Every line below should be repeated exactly.
Start of SOURCE INFORMATION
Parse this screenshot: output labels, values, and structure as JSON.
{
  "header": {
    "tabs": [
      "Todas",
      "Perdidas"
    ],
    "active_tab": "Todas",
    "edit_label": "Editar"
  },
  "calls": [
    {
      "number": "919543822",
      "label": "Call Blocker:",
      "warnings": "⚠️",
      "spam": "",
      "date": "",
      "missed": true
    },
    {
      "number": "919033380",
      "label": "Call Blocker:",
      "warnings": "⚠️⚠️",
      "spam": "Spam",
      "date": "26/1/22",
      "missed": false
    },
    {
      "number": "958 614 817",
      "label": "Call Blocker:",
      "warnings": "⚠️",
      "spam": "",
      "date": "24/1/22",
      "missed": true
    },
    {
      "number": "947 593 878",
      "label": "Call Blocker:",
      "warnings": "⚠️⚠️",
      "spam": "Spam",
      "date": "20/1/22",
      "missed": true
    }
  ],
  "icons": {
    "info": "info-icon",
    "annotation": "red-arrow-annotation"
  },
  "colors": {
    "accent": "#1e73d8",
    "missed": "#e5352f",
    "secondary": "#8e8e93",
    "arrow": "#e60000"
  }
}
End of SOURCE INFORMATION
*THE ANSWER*
Parse this screenshot: output labels, values, and structure as JSON.
{
  "header": {
    "tabs": [
      "Todas",
      "Perdidas"
    ],
    "active_tab": "Todas",
    "edit_label": "Editar"
  },
  "calls": [
    {
      "number": "919543822",
      "label": "Call Blocker:",
      "warnings": "⚠️",
      "spam": "",
      "date": "",
      "missed": true
    },
    {
      "number": "919033380",
      "label": "Call Blocker:",
      "warnings": "⚠️⚠️",
      "spam": "Spam",
      "date": "26/1/22",
      "missed": false
    },
    {
      "number": "958 614 817",
      "label": "Call Blocker:",
      "warnings": "⚠️",
      "spam": "",
      "date": "24/1/22",
      "missed": true
    },
    {
      "number": "947 593 878",
      "label": "Call Blocker:",
      "warnings": "⚠️⚠️",
      "spam": "Spam",
      "date": "20/1/22",
      "missed": true
    }
  ],
  "icons": {
    "info": "info-icon",
    "annotation": "red-arrow-annotation"
  },
  "colors": {
    "accent": "#1e73d8",
    "missed": "#e5352f",
    "secondary": "#8e8e93",
    "arrow": "#e60000"
  }
}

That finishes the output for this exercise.